Jade Cove is a small section of the Big Sur coastline popular among rock collectors and enthusiasts. A short but steep trail leads down into the cove where cliffs of green rock tower over visitors. Other short trails run along the bluffs where views of the coast and patches of wildflowers can be found.
Some people come to jade cove to view the unique green cliff sides and stroll along the bluffs, while others come specifically to hunt for jade. Two different metamorphic rocks are collectively referred to as jade, despite being composed of separate minerals. Nephrite and jadeite are the two rock types referred to as jade, and it wasn't until 1863 that they were actually differentiated from one another because they are so similar in appearance. Several rare types of jade can be found in Big Sur, including botryoidal jade, an interesting bubbly appearing rock.

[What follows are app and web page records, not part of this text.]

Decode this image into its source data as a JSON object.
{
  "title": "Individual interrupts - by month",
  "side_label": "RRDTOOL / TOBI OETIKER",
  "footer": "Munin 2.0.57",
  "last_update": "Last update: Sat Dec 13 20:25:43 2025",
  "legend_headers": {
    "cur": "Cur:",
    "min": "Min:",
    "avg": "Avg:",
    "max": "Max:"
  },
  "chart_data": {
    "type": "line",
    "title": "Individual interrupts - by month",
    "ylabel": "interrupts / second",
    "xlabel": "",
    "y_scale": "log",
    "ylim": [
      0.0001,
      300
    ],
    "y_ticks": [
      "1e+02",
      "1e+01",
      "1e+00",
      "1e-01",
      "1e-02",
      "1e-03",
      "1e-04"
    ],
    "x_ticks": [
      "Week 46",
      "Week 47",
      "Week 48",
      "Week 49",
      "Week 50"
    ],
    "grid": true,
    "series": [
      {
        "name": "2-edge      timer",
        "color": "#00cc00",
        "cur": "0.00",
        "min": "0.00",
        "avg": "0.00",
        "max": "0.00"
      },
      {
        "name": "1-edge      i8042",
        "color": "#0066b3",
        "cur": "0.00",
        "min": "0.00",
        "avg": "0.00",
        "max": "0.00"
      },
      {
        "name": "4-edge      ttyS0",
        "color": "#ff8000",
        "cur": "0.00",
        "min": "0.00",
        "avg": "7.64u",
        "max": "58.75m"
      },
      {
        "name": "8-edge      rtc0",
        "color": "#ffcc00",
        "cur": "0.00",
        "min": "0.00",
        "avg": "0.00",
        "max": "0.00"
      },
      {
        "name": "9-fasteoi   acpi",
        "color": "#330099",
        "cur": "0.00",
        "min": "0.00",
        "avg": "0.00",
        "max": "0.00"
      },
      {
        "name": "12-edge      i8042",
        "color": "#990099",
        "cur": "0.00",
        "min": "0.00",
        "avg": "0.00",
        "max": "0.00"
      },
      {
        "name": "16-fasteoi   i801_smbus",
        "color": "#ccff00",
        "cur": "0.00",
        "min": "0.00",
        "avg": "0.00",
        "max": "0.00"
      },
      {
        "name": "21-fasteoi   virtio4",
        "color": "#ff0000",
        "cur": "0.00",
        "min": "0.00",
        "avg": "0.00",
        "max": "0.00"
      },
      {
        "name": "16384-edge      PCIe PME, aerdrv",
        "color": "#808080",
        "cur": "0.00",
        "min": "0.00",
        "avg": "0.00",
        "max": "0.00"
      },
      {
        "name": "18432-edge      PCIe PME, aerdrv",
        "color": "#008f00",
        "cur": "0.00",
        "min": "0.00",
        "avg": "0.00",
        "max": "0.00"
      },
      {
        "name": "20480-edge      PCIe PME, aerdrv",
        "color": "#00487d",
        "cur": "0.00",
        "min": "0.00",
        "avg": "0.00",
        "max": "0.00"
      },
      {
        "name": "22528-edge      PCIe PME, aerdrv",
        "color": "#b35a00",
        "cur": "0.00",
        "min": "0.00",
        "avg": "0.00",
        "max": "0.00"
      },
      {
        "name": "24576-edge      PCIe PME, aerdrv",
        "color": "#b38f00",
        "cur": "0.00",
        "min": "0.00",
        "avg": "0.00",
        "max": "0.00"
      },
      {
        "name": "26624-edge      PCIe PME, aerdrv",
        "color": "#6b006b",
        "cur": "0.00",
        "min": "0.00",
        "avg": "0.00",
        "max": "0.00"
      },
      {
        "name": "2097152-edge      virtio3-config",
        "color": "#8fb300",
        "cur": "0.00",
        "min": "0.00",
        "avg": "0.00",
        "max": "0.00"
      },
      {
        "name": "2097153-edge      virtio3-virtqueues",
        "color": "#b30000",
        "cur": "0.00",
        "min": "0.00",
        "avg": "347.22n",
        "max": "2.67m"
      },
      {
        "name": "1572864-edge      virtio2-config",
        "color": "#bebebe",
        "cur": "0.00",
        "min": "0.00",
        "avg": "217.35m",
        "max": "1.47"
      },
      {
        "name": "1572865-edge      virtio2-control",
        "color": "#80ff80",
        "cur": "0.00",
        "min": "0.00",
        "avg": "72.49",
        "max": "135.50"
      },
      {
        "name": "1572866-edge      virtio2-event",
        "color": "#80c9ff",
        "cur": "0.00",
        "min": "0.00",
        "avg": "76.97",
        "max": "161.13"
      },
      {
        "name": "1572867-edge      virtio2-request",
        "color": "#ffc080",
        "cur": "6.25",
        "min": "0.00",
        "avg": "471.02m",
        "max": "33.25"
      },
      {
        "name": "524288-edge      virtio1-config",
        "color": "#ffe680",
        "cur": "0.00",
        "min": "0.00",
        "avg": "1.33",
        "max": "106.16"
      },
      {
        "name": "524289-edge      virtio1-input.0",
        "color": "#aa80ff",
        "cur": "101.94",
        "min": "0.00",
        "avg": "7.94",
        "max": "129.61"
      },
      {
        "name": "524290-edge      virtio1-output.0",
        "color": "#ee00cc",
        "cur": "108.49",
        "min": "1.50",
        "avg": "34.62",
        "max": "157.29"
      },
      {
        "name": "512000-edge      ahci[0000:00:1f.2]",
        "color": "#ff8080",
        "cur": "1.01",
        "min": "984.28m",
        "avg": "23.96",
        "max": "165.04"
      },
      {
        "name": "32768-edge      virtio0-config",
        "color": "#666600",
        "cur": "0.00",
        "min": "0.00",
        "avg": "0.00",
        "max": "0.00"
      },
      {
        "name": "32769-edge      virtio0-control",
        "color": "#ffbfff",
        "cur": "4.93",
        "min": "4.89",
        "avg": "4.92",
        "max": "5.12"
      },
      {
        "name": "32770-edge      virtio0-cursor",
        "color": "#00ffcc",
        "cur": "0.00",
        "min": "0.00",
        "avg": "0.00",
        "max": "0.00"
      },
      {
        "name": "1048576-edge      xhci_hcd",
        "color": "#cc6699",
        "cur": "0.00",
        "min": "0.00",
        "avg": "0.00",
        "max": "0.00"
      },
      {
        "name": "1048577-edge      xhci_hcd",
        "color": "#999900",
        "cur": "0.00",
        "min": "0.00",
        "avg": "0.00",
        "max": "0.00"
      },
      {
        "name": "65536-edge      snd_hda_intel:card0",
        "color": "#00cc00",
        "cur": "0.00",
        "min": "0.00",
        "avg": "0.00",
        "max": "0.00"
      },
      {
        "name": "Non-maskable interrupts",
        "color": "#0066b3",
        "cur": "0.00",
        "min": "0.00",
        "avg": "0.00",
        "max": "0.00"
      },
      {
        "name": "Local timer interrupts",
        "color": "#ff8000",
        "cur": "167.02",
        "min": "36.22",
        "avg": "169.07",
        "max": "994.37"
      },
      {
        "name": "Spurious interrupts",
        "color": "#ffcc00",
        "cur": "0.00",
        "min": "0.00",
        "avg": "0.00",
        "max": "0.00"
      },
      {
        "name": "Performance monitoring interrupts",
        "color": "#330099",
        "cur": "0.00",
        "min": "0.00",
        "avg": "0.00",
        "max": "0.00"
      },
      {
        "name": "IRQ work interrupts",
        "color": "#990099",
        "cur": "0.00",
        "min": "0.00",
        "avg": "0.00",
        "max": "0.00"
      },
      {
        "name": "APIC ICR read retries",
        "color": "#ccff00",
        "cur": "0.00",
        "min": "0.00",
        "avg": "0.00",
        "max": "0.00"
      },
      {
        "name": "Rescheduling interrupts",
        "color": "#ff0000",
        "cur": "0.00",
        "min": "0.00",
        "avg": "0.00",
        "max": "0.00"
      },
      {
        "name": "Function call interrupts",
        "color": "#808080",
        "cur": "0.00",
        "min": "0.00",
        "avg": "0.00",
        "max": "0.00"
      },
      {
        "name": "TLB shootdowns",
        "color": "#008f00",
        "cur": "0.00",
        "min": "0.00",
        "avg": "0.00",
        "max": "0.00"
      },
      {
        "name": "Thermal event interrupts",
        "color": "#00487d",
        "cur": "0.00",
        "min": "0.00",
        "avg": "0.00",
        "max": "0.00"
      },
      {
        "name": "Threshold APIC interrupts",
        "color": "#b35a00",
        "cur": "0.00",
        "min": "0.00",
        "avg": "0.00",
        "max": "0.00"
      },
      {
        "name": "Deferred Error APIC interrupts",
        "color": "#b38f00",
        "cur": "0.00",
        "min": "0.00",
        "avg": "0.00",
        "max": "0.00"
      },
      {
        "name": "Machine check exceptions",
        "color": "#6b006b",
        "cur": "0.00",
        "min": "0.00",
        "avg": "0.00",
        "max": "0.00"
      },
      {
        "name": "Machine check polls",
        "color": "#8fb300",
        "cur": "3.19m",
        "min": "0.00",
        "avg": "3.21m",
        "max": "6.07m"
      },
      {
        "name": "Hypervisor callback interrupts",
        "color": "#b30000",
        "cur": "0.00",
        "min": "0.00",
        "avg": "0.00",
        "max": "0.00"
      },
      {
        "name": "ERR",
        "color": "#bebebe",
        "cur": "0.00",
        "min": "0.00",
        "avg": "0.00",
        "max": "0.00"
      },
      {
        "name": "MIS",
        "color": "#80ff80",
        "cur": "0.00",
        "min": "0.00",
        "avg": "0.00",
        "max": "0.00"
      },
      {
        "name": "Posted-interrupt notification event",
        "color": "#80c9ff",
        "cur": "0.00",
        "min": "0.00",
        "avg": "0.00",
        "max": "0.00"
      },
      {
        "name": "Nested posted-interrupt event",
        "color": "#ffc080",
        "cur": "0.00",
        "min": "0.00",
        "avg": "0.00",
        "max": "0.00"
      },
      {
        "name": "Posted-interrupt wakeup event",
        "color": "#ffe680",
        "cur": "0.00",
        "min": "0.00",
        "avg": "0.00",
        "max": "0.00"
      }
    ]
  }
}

Collectors travel from all over to search for jade in Big Sur. Most of the prized jade is hidden under the ocean and thus only accessible by diving, but occasionally waves can drag up pieces and deposit them on the shore. Therefore the best time to jade hunt here is during very low tides or after large swells; just be mindful of large incoming waves. Collecting jade can be fun and exciting, but local laws should be obeyed in order to preserve Jade Cove. Signage in the area prohibits any collecting of material above the mean tide line and excavating of any kind.